Authored article

Food matters

Richard Sangster, leader of the DH obesity policy team, looks to the future of food in the fight against childhood obesity.

A healthy food environment is incredibly important for all of us: we are what we eat, and the number of overweight and obese people in the UK suggests that too many of us are eating too much unhealthy food.

Ready meals, supersize portions and fast food shops on every corner: the food environment has changed dramatically over the past 30 years, closely mirroring the alarming rise in obesity levels. Obesity is a complex problem that can’t be explained by our eating habits alone, but it’s clear that obesity rates have increased as many foods have become higher in sugar, salt, fat and calories.

Sugar reduction

Reducing childhood obesity is a top priority, and to make it happen we will need to transform the food environment and our attitude to food. The government’s Childhood Obesity Plan, published in August, sets out some important steps with the soft drinks industry levy and our ambitious sugar reduction programme that will see 20% of sugar taken out of food and drink that contributes the most to children’s sugar consumption. Since August, teams across government have begun to implement the actions in the plan, while continuing our wider programme to tackle obesity.

Sugar reduction is a challenge, but forward-thinking businesses are beginning to respond with enthusiasm. We have already seen major brands including Tesco, Lucozade, Waitrose and Petits Filous cut sugar from some of their main products, and this this is just the start of a collaborative effort to offer consumers healthier food choices. Public Health England has already laid some solid foundations at their recent series of meetings on sugar reduction with representatives from the food sector, which we will continue to build on.

Food and education innovation

Meanwhile, the Food Matters Live event in November showcased a variety of food innovations and a glimpse into the future of the food environment. We know that consumers are demanding healthier products, and the many health-conscious products on show at Food Matters Live demonstrated that industry is responding.

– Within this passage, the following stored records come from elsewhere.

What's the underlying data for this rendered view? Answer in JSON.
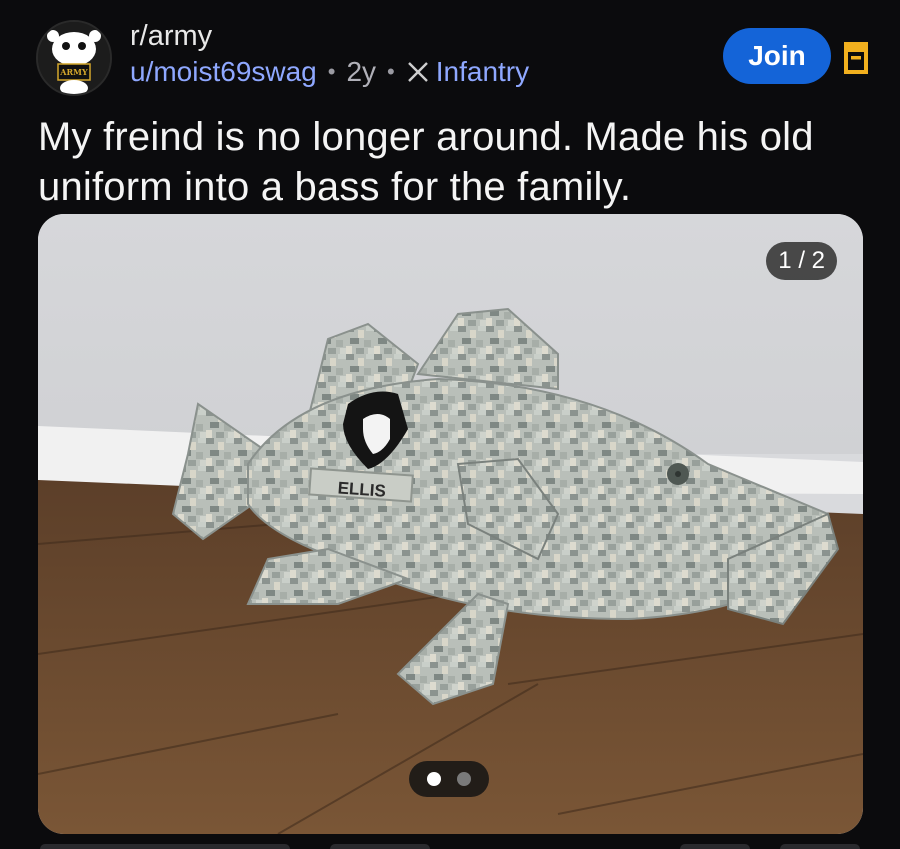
{
  "header": {
    "subreddit": "r/army",
    "username": "u/moist69swag",
    "age": "2y",
    "flair": "Infantry",
    "join_label": "Join",
    "avatar_badge_text": "ARMY"
  },
  "post": {
    "title": "My freind is no longer around. Made his old uniform into a bass for the family."
  },
  "media": {
    "counter": "1 / 2",
    "name_tape": "ELLIS",
    "current_page": 1,
    "total_pages": 2
  },
  "colors": {
    "background": "#0b0b0d",
    "accent": "#1464d8",
    "link": "#8fa8ff",
    "save_icon": "#f2b01e"
  }
}
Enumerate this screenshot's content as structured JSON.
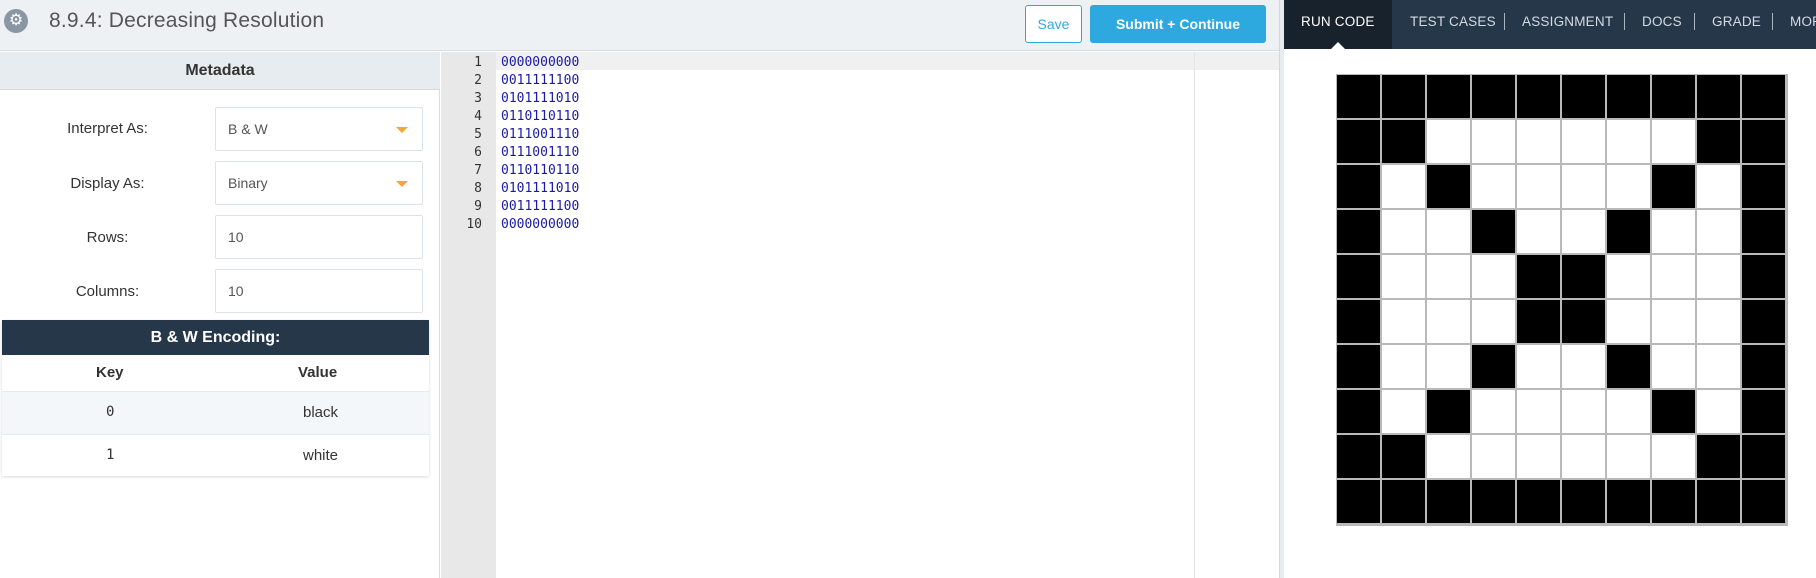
{
  "header": {
    "title": "8.9.4: Decreasing Resolution",
    "save_label": "Save",
    "submit_label": "Submit + Continue",
    "icon": "gear-icon"
  },
  "metadata": {
    "heading": "Metadata",
    "interpret_label": "Interpret As:",
    "interpret_value": "B & W",
    "display_label": "Display As:",
    "display_value": "Binary",
    "rows_label": "Rows:",
    "rows_value": "10",
    "columns_label": "Columns:",
    "columns_value": "10"
  },
  "encoding": {
    "heading": "B & W Encoding:",
    "key_header": "Key",
    "value_header": "Value",
    "rows": [
      {
        "key": "0",
        "value": "black"
      },
      {
        "key": "1",
        "value": "white"
      }
    ]
  },
  "editor": {
    "lines": [
      {
        "num": "1",
        "text": "0000000000"
      },
      {
        "num": "2",
        "text": "0011111100"
      },
      {
        "num": "3",
        "text": "0101111010"
      },
      {
        "num": "4",
        "text": "0110110110"
      },
      {
        "num": "5",
        "text": "0111001110"
      },
      {
        "num": "6",
        "text": "0111001110"
      },
      {
        "num": "7",
        "text": "0110110110"
      },
      {
        "num": "8",
        "text": "0101111010"
      },
      {
        "num": "9",
        "text": "0011111100"
      },
      {
        "num": "10",
        "text": "0000000000"
      }
    ]
  },
  "tabs": [
    {
      "label": "RUN CODE",
      "active": true
    },
    {
      "label": "TEST CASES"
    },
    {
      "label": "ASSIGNMENT"
    },
    {
      "label": "DOCS"
    },
    {
      "label": "GRADE"
    },
    {
      "label": "MOR"
    }
  ],
  "colors": {
    "accent": "#2ea9df",
    "dark_nav": "#26374a",
    "caret": "#f0a830",
    "pixel_black": "#000000",
    "pixel_white": "#ffffff"
  }
}
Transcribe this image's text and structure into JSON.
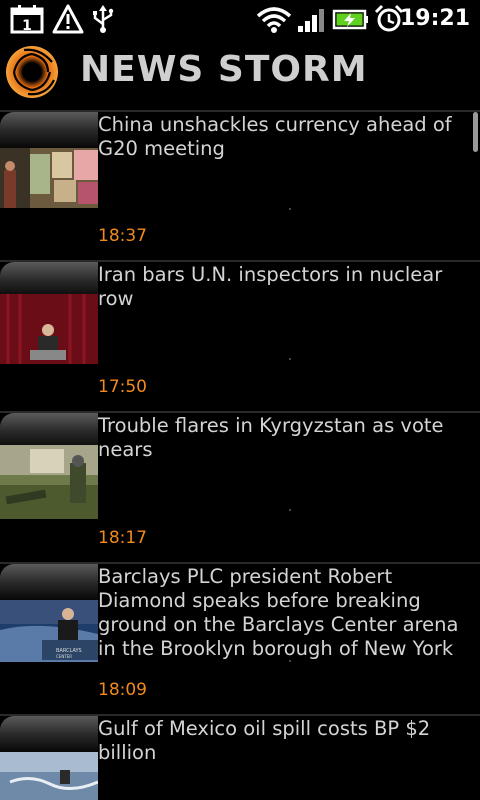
{
  "status_bar": {
    "time": "19:21",
    "calendar_day": "1",
    "icons": [
      "calendar-icon",
      "warning-icon",
      "usb-icon",
      "wifi-icon",
      "signal-icon",
      "battery-charging-icon",
      "alarm-clock-icon"
    ]
  },
  "app": {
    "title": "NEWS STORM",
    "accent_color": "#f08a1c"
  },
  "news_items": [
    {
      "headline": "China unshackles currency ahead of G20 meeting",
      "time": "18:37"
    },
    {
      "headline": "Iran bars U.N. inspectors in nuclear row",
      "time": "17:50"
    },
    {
      "headline": "Trouble flares in Kyrgyzstan as vote nears",
      "time": "18:17"
    },
    {
      "headline": "Barclays PLC president Robert Diamond speaks before breaking ground on the Barclays Center arena in the Brooklyn borough of New York",
      "time": "18:09"
    },
    {
      "headline": "Gulf of Mexico oil spill costs BP $2 billion",
      "time": ""
    }
  ]
}
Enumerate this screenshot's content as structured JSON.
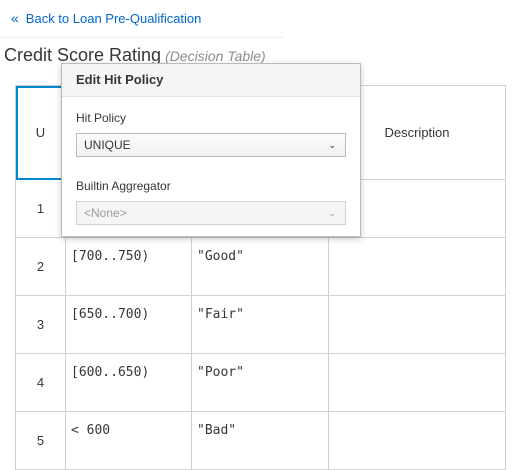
{
  "nav": {
    "back_icon": "«",
    "back_label": "Back to Loan Pre-Qualification"
  },
  "header": {
    "title": "Credit Score Rating",
    "subtitle": "(Decision Table)"
  },
  "table": {
    "hit_policy_label": "U",
    "description_header": "Description",
    "rows": [
      {
        "num": "1",
        "input": "",
        "output": ""
      },
      {
        "num": "2",
        "input": "[700..750)",
        "output": "\"Good\""
      },
      {
        "num": "3",
        "input": "[650..700)",
        "output": "\"Fair\""
      },
      {
        "num": "4",
        "input": "[600..650)",
        "output": "\"Poor\""
      },
      {
        "num": "5",
        "input": "< 600",
        "output": "\"Bad\""
      }
    ]
  },
  "popover": {
    "title": "Edit Hit Policy",
    "hit_policy_label": "Hit Policy",
    "hit_policy_value": "UNIQUE",
    "aggregator_label": "Builtin Aggregator",
    "aggregator_value": "<None>",
    "caret_icon": "⌄"
  }
}
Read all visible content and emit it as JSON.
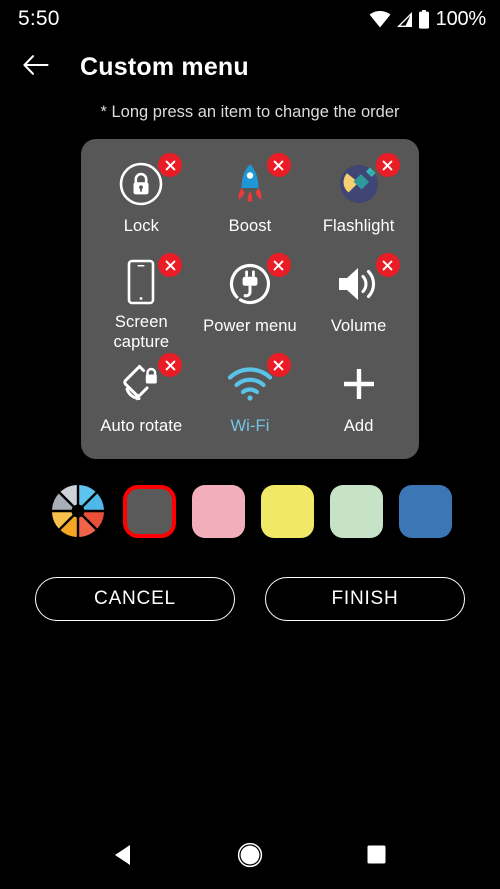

And it wasn’t just food that was on display. Innovation in food education, such as virtual reality journeys around the body, demonstrated technology’s potential to influence the way we think about food and help children better understand the benefits of a healthy diet.

Working with the food and drinks industry

We know that a healthy food environment really matters, so it’s fantastic to see so much early progress on sugar reduction and so many industry players ready to embrace the future in encouraging healthier behaviours. As part of this continuing momentum, the government has issued its response to the consultation on the soft drinks industry levy, and primary legislation will be in the Finance Bill in 2017. We will continue to work together with the food and drink industry and a range of other stakeholders to make sure that the food environment of the future is healthier for everyone. As the voluntary progress continues, we will review how much impact the plan is having and whether any further steps need to be taken.

Published 6 December 2016